“The time is short.” Finally, let us consider what this means for our use of this world’s things. Paul encourages us: “From now on… those who buy as though they did not possess, and those who use this world as not misusing it. For the form of this world is passing away.”
We know how absorbing worldly things can become: “I gotta have this; I gotta have that.” So easily, our daily life becomes all about chasing worldly gain, and maintaining and protecting what we have. God wants us to put earthly wealth and resources into proper perspective, too.
We cannot take anything with us out of this world. All that we own really belongs to God. We are stewards of His things. What He gives us here is for using to His glory and the good of our neighbor. Jesus gave us a right perspective on how to use the things of this world when He said: “Make friends for yourselves by unrighteous mammon, that when you fail, they may receive you into an everlasting home” (Luke 16:9). The most important treasure we can share with a soul is Jesus’ gift of eternal life. We can use our earthly resources to serve our neighbor’s highest good, to share Jesus’ Gospel with them. We do so when we give our offerings support the Gospel; and also when we use our God-given time and abilities to serve in His mission. How great it would be to meet friends in heaven who gained eternal treasures through our support of the Gospel mission in this world!
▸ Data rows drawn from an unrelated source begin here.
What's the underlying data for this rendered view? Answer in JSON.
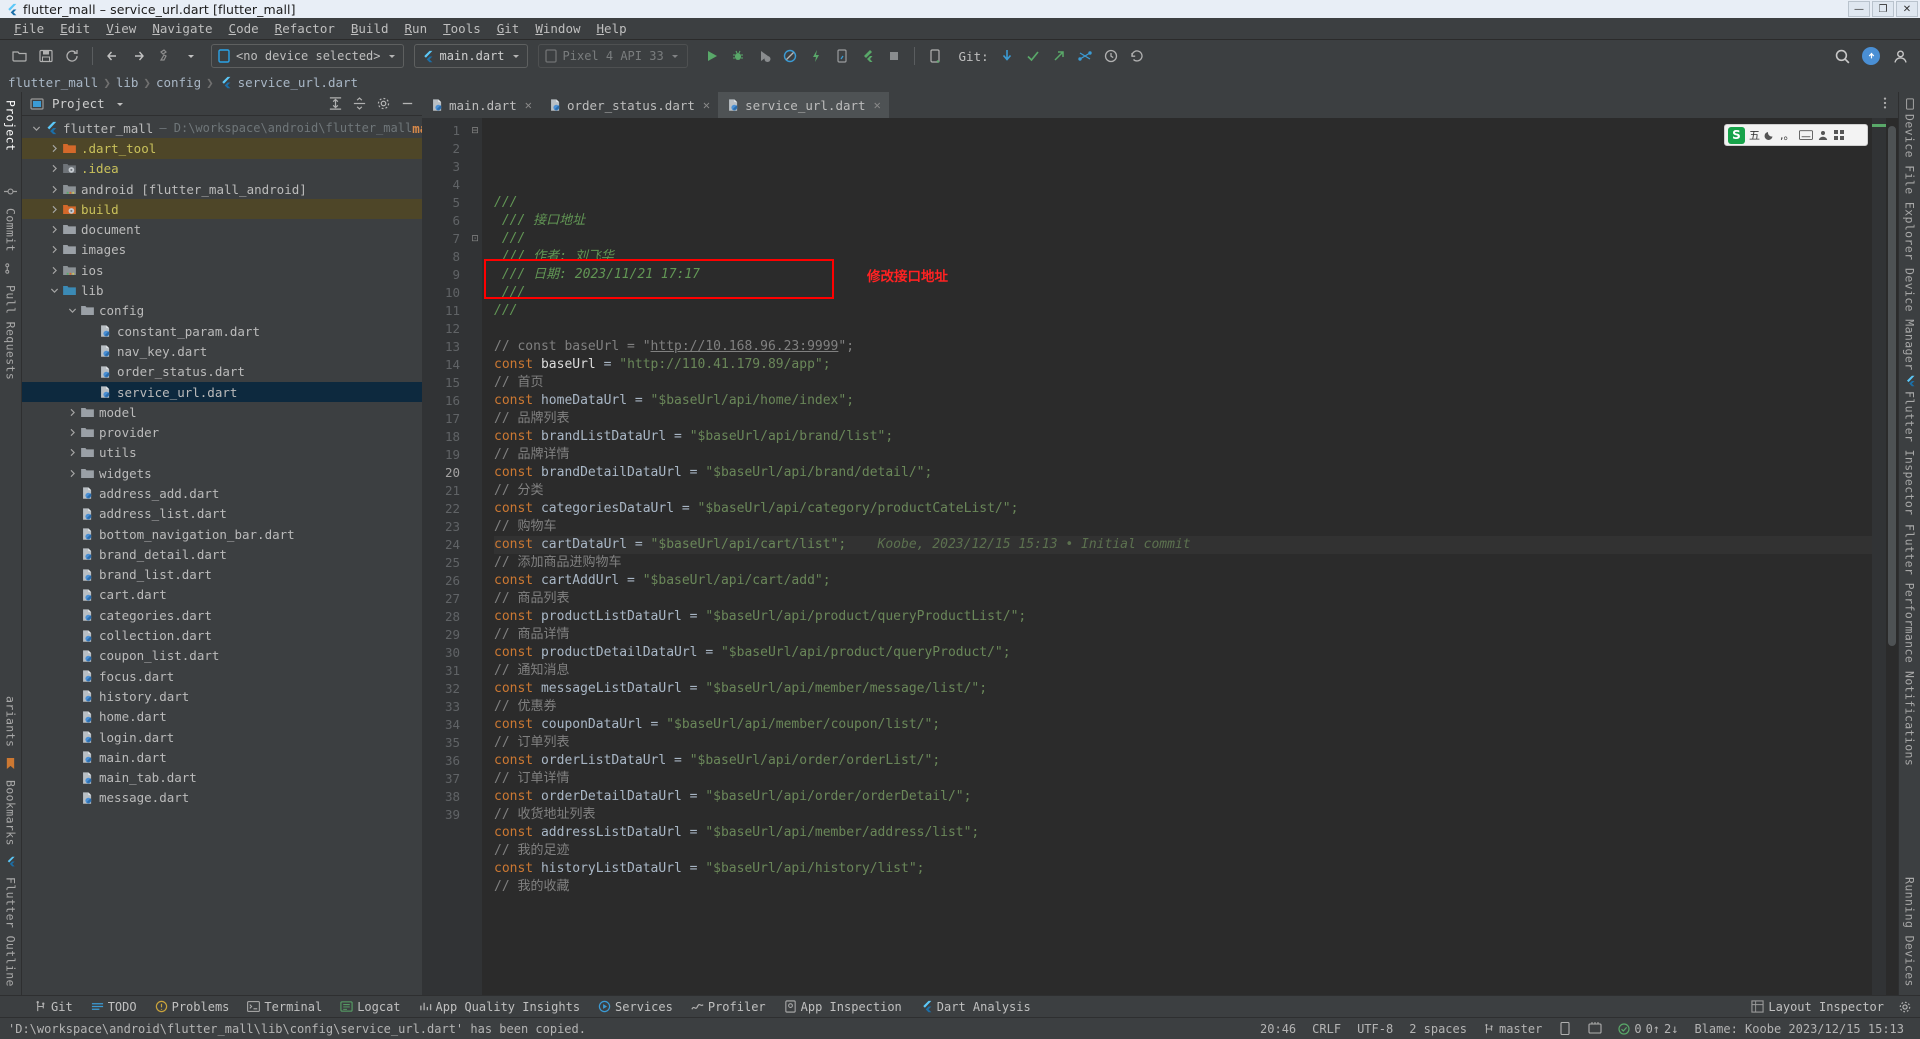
{
  "window": {
    "title": "flutter_mall – service_url.dart [flutter_mall]",
    "minimize": "—",
    "maximize": "❐",
    "close": "✕"
  },
  "menubar": [
    {
      "label": "File"
    },
    {
      "label": "Edit"
    },
    {
      "label": "View"
    },
    {
      "label": "Navigate"
    },
    {
      "label": "Code"
    },
    {
      "label": "Refactor"
    },
    {
      "label": "Build"
    },
    {
      "label": "Run"
    },
    {
      "label": "Tools"
    },
    {
      "label": "Git"
    },
    {
      "label": "Window"
    },
    {
      "label": "Help"
    }
  ],
  "toolbar": {
    "device_selector": "<no device selected>",
    "run_config": "main.dart",
    "emulator": "Pixel 4 API 33",
    "git_label": "Git:",
    "icons": [
      "open-folder-icon",
      "save-icon",
      "sync-icon",
      "back-arrow-icon",
      "forward-arrow-icon",
      "build-hammer-icon",
      "run-icon",
      "debug-icon",
      "run-coverage-icon",
      "profile-icon",
      "flash-hot-reload-icon",
      "device-mirror-icon",
      "flutter-attach-icon",
      "stop-icon",
      "device-manager-icon",
      "git-update-icon",
      "git-commit-icon",
      "git-push-icon",
      "git-branch-icon",
      "history-icon",
      "undo-icon",
      "search-everywhere-icon",
      "notifications-icon",
      "account-icon"
    ]
  },
  "breadcrumb": {
    "items": [
      "flutter_mall",
      "lib",
      "config",
      "service_url.dart"
    ],
    "separator": "❯"
  },
  "left_strip": {
    "top": [
      "Project"
    ],
    "middle": [
      "Commit",
      "Pull Requests"
    ],
    "bottom": [
      "Flutter Outline",
      "ariants",
      "Bookmarks"
    ]
  },
  "right_strip": {
    "items": [
      "Device File Explorer",
      "Device Manager",
      "Flutter Inspector",
      "Flutter Performance",
      "Notifications",
      "Running Devices"
    ]
  },
  "project_panel": {
    "title": "Project",
    "dropdown_caret": "▾",
    "actions": [
      "expand-all-icon",
      "collapse-all-icon",
      "settings-gear-icon",
      "hide-icon"
    ],
    "tree": [
      {
        "depth": 0,
        "arrow": "v",
        "icon": "flutter-icon",
        "label": "flutter_mall",
        "path": "D:\\workspace\\android\\flutter_mall",
        "branch": "master",
        "state": "none"
      },
      {
        "depth": 1,
        "arrow": ">",
        "icon": "folder-orange-icon",
        "label": ".dart_tool",
        "labelClass": "label-yellow",
        "state": "brown"
      },
      {
        "depth": 1,
        "arrow": ">",
        "icon": "folder-idea-icon",
        "label": ".idea",
        "labelClass": "label-yellow",
        "state": "none"
      },
      {
        "depth": 1,
        "arrow": ">",
        "icon": "folder-module-icon",
        "label": "android [flutter_mall_android]",
        "state": "none"
      },
      {
        "depth": 1,
        "arrow": ">",
        "icon": "folder-orange-idea-icon",
        "label": "build",
        "labelClass": "label-yellow",
        "state": "brown"
      },
      {
        "depth": 1,
        "arrow": ">",
        "icon": "folder-icon",
        "label": "document",
        "state": "none"
      },
      {
        "depth": 1,
        "arrow": ">",
        "icon": "folder-icon",
        "label": "images",
        "state": "none"
      },
      {
        "depth": 1,
        "arrow": ">",
        "icon": "folder-module-icon",
        "label": "ios",
        "state": "none"
      },
      {
        "depth": 1,
        "arrow": "v",
        "icon": "folder-blue-icon",
        "label": "lib",
        "state": "none"
      },
      {
        "depth": 2,
        "arrow": "v",
        "icon": "folder-icon",
        "label": "config",
        "state": "none"
      },
      {
        "depth": 3,
        "arrow": "",
        "icon": "dart-file-icon",
        "label": "constant_param.dart",
        "state": "none"
      },
      {
        "depth": 3,
        "arrow": "",
        "icon": "dart-file-icon",
        "label": "nav_key.dart",
        "state": "none"
      },
      {
        "depth": 3,
        "arrow": "",
        "icon": "dart-file-icon",
        "label": "order_status.dart",
        "state": "none"
      },
      {
        "depth": 3,
        "arrow": "",
        "icon": "dart-file-icon",
        "label": "service_url.dart",
        "state": "blue"
      },
      {
        "depth": 2,
        "arrow": ">",
        "icon": "folder-icon",
        "label": "model",
        "state": "none"
      },
      {
        "depth": 2,
        "arrow": ">",
        "icon": "folder-icon",
        "label": "provider",
        "state": "none"
      },
      {
        "depth": 2,
        "arrow": ">",
        "icon": "folder-icon",
        "label": "utils",
        "state": "none"
      },
      {
        "depth": 2,
        "arrow": ">",
        "icon": "folder-icon",
        "label": "widgets",
        "state": "none"
      },
      {
        "depth": 2,
        "arrow": "",
        "icon": "dart-file-icon",
        "label": "address_add.dart",
        "state": "none"
      },
      {
        "depth": 2,
        "arrow": "",
        "icon": "dart-file-icon",
        "label": "address_list.dart",
        "state": "none"
      },
      {
        "depth": 2,
        "arrow": "",
        "icon": "dart-file-icon",
        "label": "bottom_navigation_bar.dart",
        "state": "none"
      },
      {
        "depth": 2,
        "arrow": "",
        "icon": "dart-file-icon",
        "label": "brand_detail.dart",
        "state": "none"
      },
      {
        "depth": 2,
        "arrow": "",
        "icon": "dart-file-icon",
        "label": "brand_list.dart",
        "state": "none"
      },
      {
        "depth": 2,
        "arrow": "",
        "icon": "dart-file-icon",
        "label": "cart.dart",
        "state": "none"
      },
      {
        "depth": 2,
        "arrow": "",
        "icon": "dart-file-icon",
        "label": "categories.dart",
        "state": "none"
      },
      {
        "depth": 2,
        "arrow": "",
        "icon": "dart-file-icon",
        "label": "collection.dart",
        "state": "none"
      },
      {
        "depth": 2,
        "arrow": "",
        "icon": "dart-file-icon",
        "label": "coupon_list.dart",
        "state": "none"
      },
      {
        "depth": 2,
        "arrow": "",
        "icon": "dart-file-icon",
        "label": "focus.dart",
        "state": "none"
      },
      {
        "depth": 2,
        "arrow": "",
        "icon": "dart-file-icon",
        "label": "history.dart",
        "state": "none"
      },
      {
        "depth": 2,
        "arrow": "",
        "icon": "dart-file-icon",
        "label": "home.dart",
        "state": "none"
      },
      {
        "depth": 2,
        "arrow": "",
        "icon": "dart-file-icon",
        "label": "login.dart",
        "state": "none"
      },
      {
        "depth": 2,
        "arrow": "",
        "icon": "dart-file-icon",
        "label": "main.dart",
        "state": "none"
      },
      {
        "depth": 2,
        "arrow": "",
        "icon": "dart-file-icon",
        "label": "main_tab.dart",
        "state": "none"
      },
      {
        "depth": 2,
        "arrow": "",
        "icon": "dart-file-icon",
        "label": "message.dart",
        "state": "none"
      }
    ]
  },
  "editor": {
    "tabs": [
      {
        "label": "main.dart",
        "active": false,
        "close": "✕"
      },
      {
        "label": "order_status.dart",
        "active": false,
        "close": "✕"
      },
      {
        "label": "service_url.dart",
        "active": true,
        "close": "✕"
      }
    ],
    "annotation": "Koobe, 2023/12/15 15:13 • Initial commit",
    "red_note": "修改接口地址",
    "lines": [
      {
        "n": 1,
        "fold": "⊟",
        "segs": [
          {
            "t": "///",
            "c": "cmt-i"
          }
        ]
      },
      {
        "n": 2,
        "fold": "",
        "segs": [
          {
            "t": " /// 接口地址",
            "c": "cmt-i"
          }
        ]
      },
      {
        "n": 3,
        "fold": "",
        "segs": [
          {
            "t": " ///",
            "c": "cmt-i"
          }
        ]
      },
      {
        "n": 4,
        "fold": "",
        "segs": [
          {
            "t": " /// 作者: 刘飞华",
            "c": "cmt-i"
          }
        ]
      },
      {
        "n": 5,
        "fold": "",
        "segs": [
          {
            "t": " /// 日期: 2023/11/21 17:17",
            "c": "cmt-i"
          }
        ]
      },
      {
        "n": 6,
        "fold": "",
        "segs": [
          {
            "t": " ///",
            "c": "cmt-i"
          }
        ]
      },
      {
        "n": 7,
        "fold": "⊡",
        "segs": [
          {
            "t": "///",
            "c": "cmt-i"
          }
        ]
      },
      {
        "n": 8,
        "fold": "",
        "segs": []
      },
      {
        "n": 9,
        "fold": "",
        "segs": [
          {
            "t": "// const baseUrl = \"",
            "c": "gray"
          },
          {
            "t": "http://10.168.96.23:9999",
            "c": "gray lnkline"
          },
          {
            "t": "\";",
            "c": "gray"
          }
        ]
      },
      {
        "n": 10,
        "fold": "",
        "segs": [
          {
            "t": "const",
            "c": "kw"
          },
          {
            "t": " ",
            "c": "id"
          },
          {
            "t": "baseUrl",
            "c": "white"
          },
          {
            "t": " = ",
            "c": "id"
          },
          {
            "t": "\"http://110.41.179.89/app\";",
            "c": "str"
          }
        ]
      },
      {
        "n": 11,
        "fold": "",
        "segs": [
          {
            "t": "// 首页",
            "c": "gray"
          }
        ]
      },
      {
        "n": 12,
        "fold": "",
        "segs": [
          {
            "t": "const",
            "c": "kw"
          },
          {
            "t": " homeDataUrl = ",
            "c": "id"
          },
          {
            "t": "\"$baseUrl/api/home/index\";",
            "c": "str"
          }
        ]
      },
      {
        "n": 13,
        "fold": "",
        "segs": [
          {
            "t": "// 品牌列表",
            "c": "gray"
          }
        ]
      },
      {
        "n": 14,
        "fold": "",
        "segs": [
          {
            "t": "const",
            "c": "kw"
          },
          {
            "t": " brandListDataUrl = ",
            "c": "id"
          },
          {
            "t": "\"$baseUrl/api/brand/list\";",
            "c": "str"
          }
        ]
      },
      {
        "n": 15,
        "fold": "",
        "segs": [
          {
            "t": "// 品牌详情",
            "c": "gray"
          }
        ]
      },
      {
        "n": 16,
        "fold": "",
        "segs": [
          {
            "t": "const",
            "c": "kw"
          },
          {
            "t": " brandDetailDataUrl = ",
            "c": "id"
          },
          {
            "t": "\"$baseUrl/api/brand/detail/\";",
            "c": "str"
          }
        ]
      },
      {
        "n": 17,
        "fold": "",
        "segs": [
          {
            "t": "// 分类",
            "c": "gray"
          }
        ]
      },
      {
        "n": 18,
        "fold": "",
        "segs": [
          {
            "t": "const",
            "c": "kw"
          },
          {
            "t": " categoriesDataUrl = ",
            "c": "id"
          },
          {
            "t": "\"$baseUrl/api/category/productCateList/\";",
            "c": "str"
          }
        ]
      },
      {
        "n": 19,
        "fold": "",
        "segs": [
          {
            "t": "// 购物车",
            "c": "gray"
          }
        ]
      },
      {
        "n": 20,
        "fold": "",
        "segs": [
          {
            "t": "const",
            "c": "kw"
          },
          {
            "t": " cartDataUrl = ",
            "c": "id"
          },
          {
            "t": "\"$baseUrl/api/cart/list\";",
            "c": "str"
          }
        ],
        "annotated": true
      },
      {
        "n": 21,
        "fold": "",
        "segs": [
          {
            "t": "// 添加商品进购物车",
            "c": "gray"
          }
        ]
      },
      {
        "n": 22,
        "fold": "",
        "segs": [
          {
            "t": "const",
            "c": "kw"
          },
          {
            "t": " cartAddUrl = ",
            "c": "id"
          },
          {
            "t": "\"$baseUrl/api/cart/add\";",
            "c": "str"
          }
        ]
      },
      {
        "n": 23,
        "fold": "",
        "segs": [
          {
            "t": "// 商品列表",
            "c": "gray"
          }
        ]
      },
      {
        "n": 24,
        "fold": "",
        "segs": [
          {
            "t": "const",
            "c": "kw"
          },
          {
            "t": " productListDataUrl = ",
            "c": "id"
          },
          {
            "t": "\"$baseUrl/api/product/queryProductList/\";",
            "c": "str"
          }
        ]
      },
      {
        "n": 25,
        "fold": "",
        "segs": [
          {
            "t": "// 商品详情",
            "c": "gray"
          }
        ]
      },
      {
        "n": 26,
        "fold": "",
        "segs": [
          {
            "t": "const",
            "c": "kw"
          },
          {
            "t": " productDetailDataUrl = ",
            "c": "id"
          },
          {
            "t": "\"$baseUrl/api/product/queryProduct/\";",
            "c": "str"
          }
        ]
      },
      {
        "n": 27,
        "fold": "",
        "segs": [
          {
            "t": "// 通知消息",
            "c": "gray"
          }
        ]
      },
      {
        "n": 28,
        "fold": "",
        "segs": [
          {
            "t": "const",
            "c": "kw"
          },
          {
            "t": " messageListDataUrl = ",
            "c": "id"
          },
          {
            "t": "\"$baseUrl/api/member/message/list/\";",
            "c": "str"
          }
        ]
      },
      {
        "n": 29,
        "fold": "",
        "segs": [
          {
            "t": "// 优惠券",
            "c": "gray"
          }
        ]
      },
      {
        "n": 30,
        "fold": "",
        "segs": [
          {
            "t": "const",
            "c": "kw"
          },
          {
            "t": " couponDataUrl = ",
            "c": "id"
          },
          {
            "t": "\"$baseUrl/api/member/coupon/list/\";",
            "c": "str"
          }
        ]
      },
      {
        "n": 31,
        "fold": "",
        "segs": [
          {
            "t": "// 订单列表",
            "c": "gray"
          }
        ]
      },
      {
        "n": 32,
        "fold": "",
        "segs": [
          {
            "t": "const",
            "c": "kw"
          },
          {
            "t": " orderListDataUrl = ",
            "c": "id"
          },
          {
            "t": "\"$baseUrl/api/order/orderList/\";",
            "c": "str"
          }
        ]
      },
      {
        "n": 33,
        "fold": "",
        "segs": [
          {
            "t": "// 订单详情",
            "c": "gray"
          }
        ]
      },
      {
        "n": 34,
        "fold": "",
        "segs": [
          {
            "t": "const",
            "c": "kw"
          },
          {
            "t": " orderDetailDataUrl = ",
            "c": "id"
          },
          {
            "t": "\"$baseUrl/api/order/orderDetail/\";",
            "c": "str"
          }
        ]
      },
      {
        "n": 35,
        "fold": "",
        "segs": [
          {
            "t": "// 收货地址列表",
            "c": "gray"
          }
        ]
      },
      {
        "n": 36,
        "fold": "",
        "segs": [
          {
            "t": "const",
            "c": "kw"
          },
          {
            "t": " addressListDataUrl = ",
            "c": "id"
          },
          {
            "t": "\"$baseUrl/api/member/address/list\";",
            "c": "str"
          }
        ]
      },
      {
        "n": 37,
        "fold": "",
        "segs": [
          {
            "t": "// 我的足迹",
            "c": "gray"
          }
        ]
      },
      {
        "n": 38,
        "fold": "",
        "segs": [
          {
            "t": "const",
            "c": "kw"
          },
          {
            "t": " historyListDataUrl = ",
            "c": "id"
          },
          {
            "t": "\"$baseUrl/api/history/list\";",
            "c": "str"
          }
        ]
      },
      {
        "n": 39,
        "fold": "",
        "segs": [
          {
            "t": "// 我的收藏",
            "c": "gray"
          }
        ]
      }
    ]
  },
  "ime": {
    "logo": "S",
    "mode": "五",
    "icons": [
      "moon-icon",
      "punctuation-icon",
      "keyboard-icon",
      "user-icon",
      "menu-icon"
    ]
  },
  "bottom_tools": [
    {
      "label": "Git",
      "icon": "git-icon"
    },
    {
      "label": "TODO",
      "icon": "todo-icon"
    },
    {
      "label": "Problems",
      "icon": "problems-icon"
    },
    {
      "label": "Terminal",
      "icon": "terminal-icon"
    },
    {
      "label": "Logcat",
      "icon": "logcat-icon"
    },
    {
      "label": "App Quality Insights",
      "icon": "insights-icon"
    },
    {
      "label": "Services",
      "icon": "services-icon"
    },
    {
      "label": "Profiler",
      "icon": "profiler-icon"
    },
    {
      "label": "App Inspection",
      "icon": "inspection-icon"
    },
    {
      "label": "Dart Analysis",
      "icon": "dart-analysis-icon"
    }
  ],
  "bottom_right": [
    {
      "label": "Layout Inspector",
      "icon": "layout-inspector-icon"
    }
  ],
  "statusbar": {
    "message": "'D:\\workspace\\android\\flutter_mall\\lib\\config\\service_url.dart' has been copied.",
    "caret": "20:46",
    "line_sep": "CRLF",
    "encoding": "UTF-8",
    "indent": "2 spaces",
    "branch": "master",
    "errors": "0",
    "warnings": "0",
    "ahead": "0↑",
    "behind": "2↓",
    "blame": "Blame: Koobe 2023/12/15 15:13"
  },
  "colors": {
    "accent_blue": "#4a8fd4",
    "red_highlight": "#ff0000",
    "editor_bg": "#2b2b2b",
    "panel_bg": "#3c3f41",
    "selection_blue": "#0d293e",
    "selection_brown": "#4e4628",
    "string_green": "#6a8759",
    "keyword_orange": "#cc7832"
  }
}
Dear friends in Christ, “The time is short… For the form of this world is passing away.” But thanks to God! He makes our life about so much more than just daily rituals like working, eating, sitting at stoplights, watching TV, sleeping, and starting all over again. We live each day with eternal priorities and perspective. God gives us heaven’s joys to look forward to!
When we consider our marriage and family, our emotions, and our earthly resources, let us remember that our first love is Jesus Christ, our Savior, who loved us and gave Himself for us. What better way can we use our time here, than to share Him with our spouse, family, friends, and others? Through our witness, we pray that others may come to know His salvation; and one day, be waiting to welcome us as eternal family and friends on the other side of heaven’s gates!
Glory be to the Father and to the Son and to the Holy Spirit. As it was in the beginning, is now, and ever shall be. Amen.
 Our Daily Bread, November 25, 1992
 U.S. News and World Report, Jan. 30, 1989